Wang Xizhi (303-361, or 321-379), also named Wang Yishao, was a native of today's Linyi of Shandong Province. He served as a general and an imperial officer in the Jin Dynasty, hence his another name - Wang Youjun. A famous calligrapher of the Eastern Jin Dynasty and the greatest of all time, Wang is still honored as the calligraphy sage generations later.

Wang was born in a family of calligraphy, whose uncles and cousins were all famous calligraphers of their time. At the age of seven, Wang began a systematic study of calligraphy under a woman calligrapher - Wei Shuo. He kept copying the Wei-style calligraphy for five years and learned much from the work of previous calligraphers, including Zhong Yao's Kaishu, Zhang Zhi's Caoshu and that of Li Si and CaiYong.

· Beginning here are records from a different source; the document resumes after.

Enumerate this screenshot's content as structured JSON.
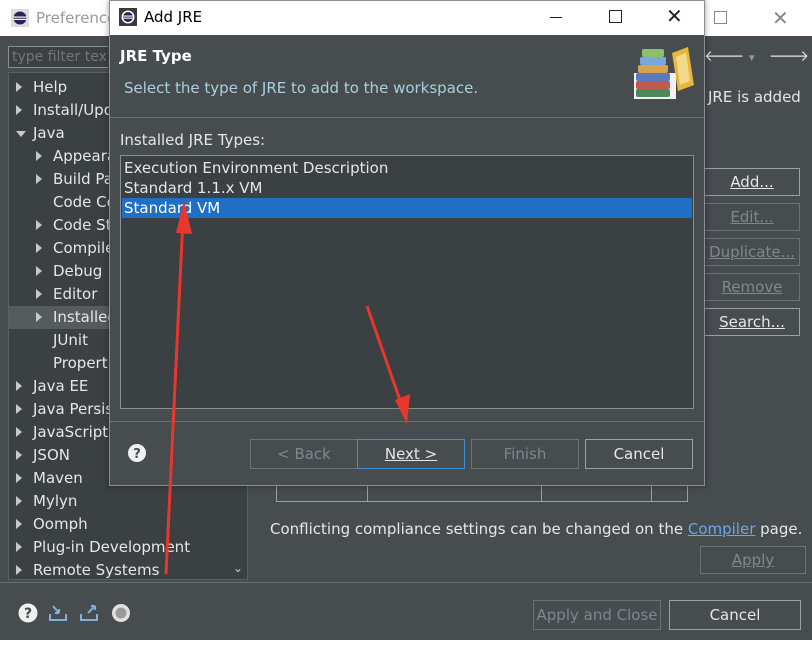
{
  "preferences": {
    "title": "Preferences",
    "filter_placeholder": "type filter text",
    "tree": [
      {
        "label": "Help",
        "arrow": "right",
        "level": 0
      },
      {
        "label": "Install/Update",
        "arrow": "right",
        "level": 0
      },
      {
        "label": "Java",
        "arrow": "down",
        "level": 0
      },
      {
        "label": "Appearance",
        "arrow": "right",
        "level": 1
      },
      {
        "label": "Build Path",
        "arrow": "right",
        "level": 1
      },
      {
        "label": "Code Coverage",
        "arrow": "none",
        "level": 1
      },
      {
        "label": "Code Style",
        "arrow": "right",
        "level": 1
      },
      {
        "label": "Compiler",
        "arrow": "right",
        "level": 1
      },
      {
        "label": "Debug",
        "arrow": "right",
        "level": 1
      },
      {
        "label": "Editor",
        "arrow": "right",
        "level": 1
      },
      {
        "label": "Installed JREs",
        "arrow": "right",
        "level": 1,
        "selected": true
      },
      {
        "label": "JUnit",
        "arrow": "none",
        "level": 1
      },
      {
        "label": "Properties Files Editor",
        "arrow": "none",
        "level": 1
      },
      {
        "label": "Java EE",
        "arrow": "right",
        "level": 0
      },
      {
        "label": "Java Persistence",
        "arrow": "right",
        "level": 0
      },
      {
        "label": "JavaScript",
        "arrow": "right",
        "level": 0
      },
      {
        "label": "JSON",
        "arrow": "right",
        "level": 0
      },
      {
        "label": "Maven",
        "arrow": "right",
        "level": 0
      },
      {
        "label": "Mylyn",
        "arrow": "right",
        "level": 0
      },
      {
        "label": "Oomph",
        "arrow": "right",
        "level": 0
      },
      {
        "label": "Plug-in Development",
        "arrow": "right",
        "level": 0
      },
      {
        "label": "Remote Systems",
        "arrow": "right",
        "level": 0
      }
    ],
    "jre_added_text": "JRE is added",
    "side_buttons": {
      "add": "Add...",
      "edit": "Edit...",
      "duplicate": "Duplicate...",
      "remove": "Remove",
      "search": "Search..."
    },
    "conflict_text": "Conflicting compliance settings can be changed on the ",
    "compiler_link": "Compiler",
    "conflict_suffix": " page.",
    "apply_label": "Apply",
    "apply_close_label": "Apply and Close",
    "cancel_label": "Cancel"
  },
  "dialog": {
    "title": "Add JRE",
    "heading": "JRE Type",
    "subtext": "Select the type of JRE to add to the workspace.",
    "list_label": "Installed JRE Types:",
    "jre_types": [
      {
        "label": "Execution Environment Description",
        "selected": false
      },
      {
        "label": "Standard 1.1.x VM",
        "selected": false
      },
      {
        "label": "Standard VM",
        "selected": true
      }
    ],
    "buttons": {
      "back": "< Back",
      "next": "Next >",
      "finish": "Finish",
      "cancel": "Cancel"
    }
  },
  "colors": {
    "background": "#474c4f",
    "selection": "#1f6fc6",
    "link": "#6aa8e8",
    "annotation_arrow": "#e8372c"
  }
}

In order to practice calligraphy, wherever he went, he would try to find out the styles of previous dynasties and copy them, accumulating large amounts of calligraphic materials. There were writing brushes, ink sticks, papers and ink stones in his study, courtyard, gate way and even outside the toilet. Whenever he hit upon a good-

Lan Ting Xu

structured character, he would write it down immediately.

Some people have described his calligraphy as "the dragon jumping over the heavenly gate and the tiger lying in the watchtower of the phoenix." Wang's calligraphy has a quiet beauty. Compared with Zhong Yao's handwriting, Wang's calligraphy is less influenced by lishu. He wrote with more fluidity and grandeur.

Though his style has survived to this day, original examples of Wang Xizhi's handwriting are rarely seen today. Most of the works we can see now are rubbed copies of his works by others. Wang Xizhi was good at many types of calligraphy but the xingshu-style Lan Ting Xu (Preface to the Literary Gathering at the Orchid Pavilion) is the most representative of his works.

There is a story behind this work. In 353, Wang Xizhi invited 41 guests to join him at the Orchid Pavilion by a small, meandering stream for the purification rites of spring. Each guest was asked to compose a poem. The poems were collected, and Wang himself wrote the Preface to the Orchid Pavilion Collection in his trademark calligraphic style -- xingshu, a 324-character text in 28 lines, recording the happy gathering of intellectuals.

Wang's calligraphy ability was brought into full play during the gathering. The Song Dynasty scholar Mi Fu called the Preface to the Orchid Pavilion Collection the world's best work in xingshu style. It is said that Emperor Taizong of the Tang Dynasty (618-907) treasured the work and had it buried in his tomb. Therefore, what we see now are only copies by others of this magnificent work.